Assignment: Go through the records below and show every line with the string "table".

***** Material for the task

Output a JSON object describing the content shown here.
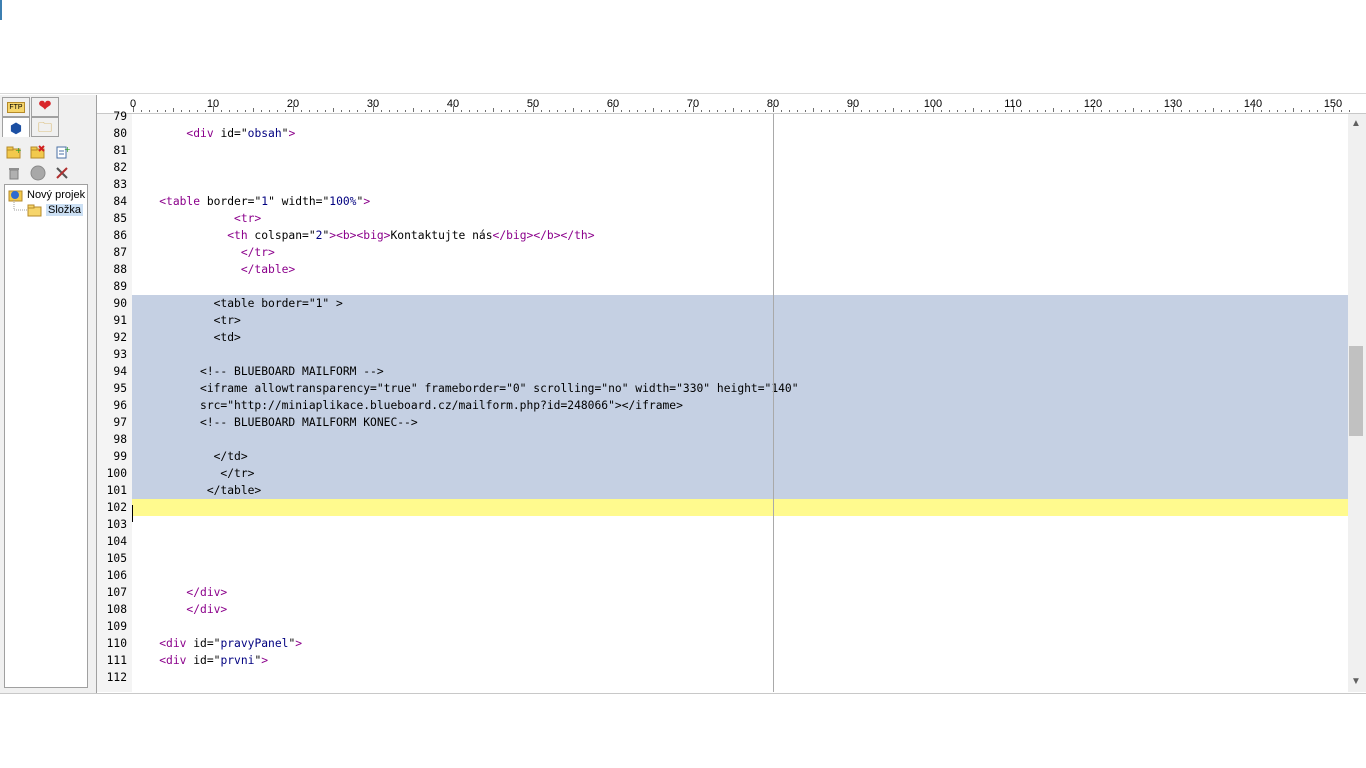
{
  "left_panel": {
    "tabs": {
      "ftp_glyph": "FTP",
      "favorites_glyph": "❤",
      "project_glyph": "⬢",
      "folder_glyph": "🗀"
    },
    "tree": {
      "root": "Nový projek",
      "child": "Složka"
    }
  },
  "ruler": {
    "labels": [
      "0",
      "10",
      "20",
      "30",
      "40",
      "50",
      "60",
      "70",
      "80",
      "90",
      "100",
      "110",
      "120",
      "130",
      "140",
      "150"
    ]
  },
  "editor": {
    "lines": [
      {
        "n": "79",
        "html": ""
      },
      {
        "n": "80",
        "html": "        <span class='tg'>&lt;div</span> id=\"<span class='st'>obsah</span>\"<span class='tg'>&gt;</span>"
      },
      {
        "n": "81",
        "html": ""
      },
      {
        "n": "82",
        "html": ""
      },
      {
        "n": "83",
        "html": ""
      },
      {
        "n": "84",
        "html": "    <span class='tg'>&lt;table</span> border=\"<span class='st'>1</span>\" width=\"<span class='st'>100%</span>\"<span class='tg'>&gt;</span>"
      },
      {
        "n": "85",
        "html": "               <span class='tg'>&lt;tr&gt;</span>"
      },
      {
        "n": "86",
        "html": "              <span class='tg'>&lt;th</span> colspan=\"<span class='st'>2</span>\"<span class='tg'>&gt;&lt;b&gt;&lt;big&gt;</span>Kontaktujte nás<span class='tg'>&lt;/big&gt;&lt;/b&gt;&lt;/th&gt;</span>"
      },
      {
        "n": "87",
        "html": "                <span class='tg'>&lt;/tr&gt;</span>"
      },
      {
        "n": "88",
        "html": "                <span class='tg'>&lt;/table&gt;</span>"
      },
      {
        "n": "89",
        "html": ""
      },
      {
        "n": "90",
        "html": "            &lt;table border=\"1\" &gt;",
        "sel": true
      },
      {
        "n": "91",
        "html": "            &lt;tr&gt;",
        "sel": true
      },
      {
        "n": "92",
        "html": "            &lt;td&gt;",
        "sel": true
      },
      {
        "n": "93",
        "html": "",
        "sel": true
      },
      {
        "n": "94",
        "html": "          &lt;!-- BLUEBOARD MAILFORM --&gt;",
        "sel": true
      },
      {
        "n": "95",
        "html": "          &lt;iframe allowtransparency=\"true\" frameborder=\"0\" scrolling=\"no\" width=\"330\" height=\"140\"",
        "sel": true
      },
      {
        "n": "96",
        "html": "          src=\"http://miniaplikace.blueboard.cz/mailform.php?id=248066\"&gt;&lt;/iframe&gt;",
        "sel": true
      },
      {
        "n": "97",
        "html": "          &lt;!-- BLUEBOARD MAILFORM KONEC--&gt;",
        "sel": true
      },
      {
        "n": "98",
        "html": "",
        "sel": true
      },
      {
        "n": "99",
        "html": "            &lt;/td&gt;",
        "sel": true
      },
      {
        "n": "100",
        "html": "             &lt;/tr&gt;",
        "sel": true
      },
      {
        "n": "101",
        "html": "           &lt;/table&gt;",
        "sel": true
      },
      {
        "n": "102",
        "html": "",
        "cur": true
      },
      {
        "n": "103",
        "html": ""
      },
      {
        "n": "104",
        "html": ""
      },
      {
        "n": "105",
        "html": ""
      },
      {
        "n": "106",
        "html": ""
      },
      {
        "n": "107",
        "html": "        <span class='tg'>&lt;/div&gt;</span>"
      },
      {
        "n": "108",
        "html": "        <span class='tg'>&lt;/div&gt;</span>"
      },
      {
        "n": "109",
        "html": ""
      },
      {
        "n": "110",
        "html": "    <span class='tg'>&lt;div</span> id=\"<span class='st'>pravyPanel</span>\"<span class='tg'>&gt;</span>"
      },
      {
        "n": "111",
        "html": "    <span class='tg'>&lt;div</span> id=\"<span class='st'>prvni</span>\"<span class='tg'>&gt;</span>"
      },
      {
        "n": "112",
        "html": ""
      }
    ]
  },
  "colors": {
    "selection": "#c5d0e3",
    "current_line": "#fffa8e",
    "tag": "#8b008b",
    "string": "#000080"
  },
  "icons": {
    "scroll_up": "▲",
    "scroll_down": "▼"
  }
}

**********
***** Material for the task

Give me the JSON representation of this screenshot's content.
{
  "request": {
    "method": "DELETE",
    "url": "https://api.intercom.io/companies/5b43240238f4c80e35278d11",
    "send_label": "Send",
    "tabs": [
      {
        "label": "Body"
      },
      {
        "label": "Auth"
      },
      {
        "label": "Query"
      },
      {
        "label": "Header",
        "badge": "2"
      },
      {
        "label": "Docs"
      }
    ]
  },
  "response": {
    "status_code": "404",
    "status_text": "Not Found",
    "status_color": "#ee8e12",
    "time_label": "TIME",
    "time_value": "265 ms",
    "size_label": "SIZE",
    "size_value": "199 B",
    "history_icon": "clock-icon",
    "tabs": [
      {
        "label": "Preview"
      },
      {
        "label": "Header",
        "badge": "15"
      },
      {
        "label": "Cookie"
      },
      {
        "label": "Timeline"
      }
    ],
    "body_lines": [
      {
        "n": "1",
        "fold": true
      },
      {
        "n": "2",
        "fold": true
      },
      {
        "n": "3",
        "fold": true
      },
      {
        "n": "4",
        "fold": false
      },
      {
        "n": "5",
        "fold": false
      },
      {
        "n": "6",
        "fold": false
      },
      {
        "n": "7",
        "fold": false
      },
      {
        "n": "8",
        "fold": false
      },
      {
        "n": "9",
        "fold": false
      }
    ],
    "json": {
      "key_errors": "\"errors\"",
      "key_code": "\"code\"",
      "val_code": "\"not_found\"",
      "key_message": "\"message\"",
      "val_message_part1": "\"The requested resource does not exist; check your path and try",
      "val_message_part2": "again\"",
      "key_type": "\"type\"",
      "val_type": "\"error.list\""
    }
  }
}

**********

Answer space:
        "html": "    <span class='tg'>&lt;table</span> border=\"<span class='st'>1</span>\" width=\"<span class='st'>100%</span>\"<span class='tg'>&gt;</span>"
        "html": "                <span class='tg'>&lt;/table&gt;</span>"
        "html": "            &lt;table border=\"1\" &gt;",
        "html": "           &lt;/table&gt;",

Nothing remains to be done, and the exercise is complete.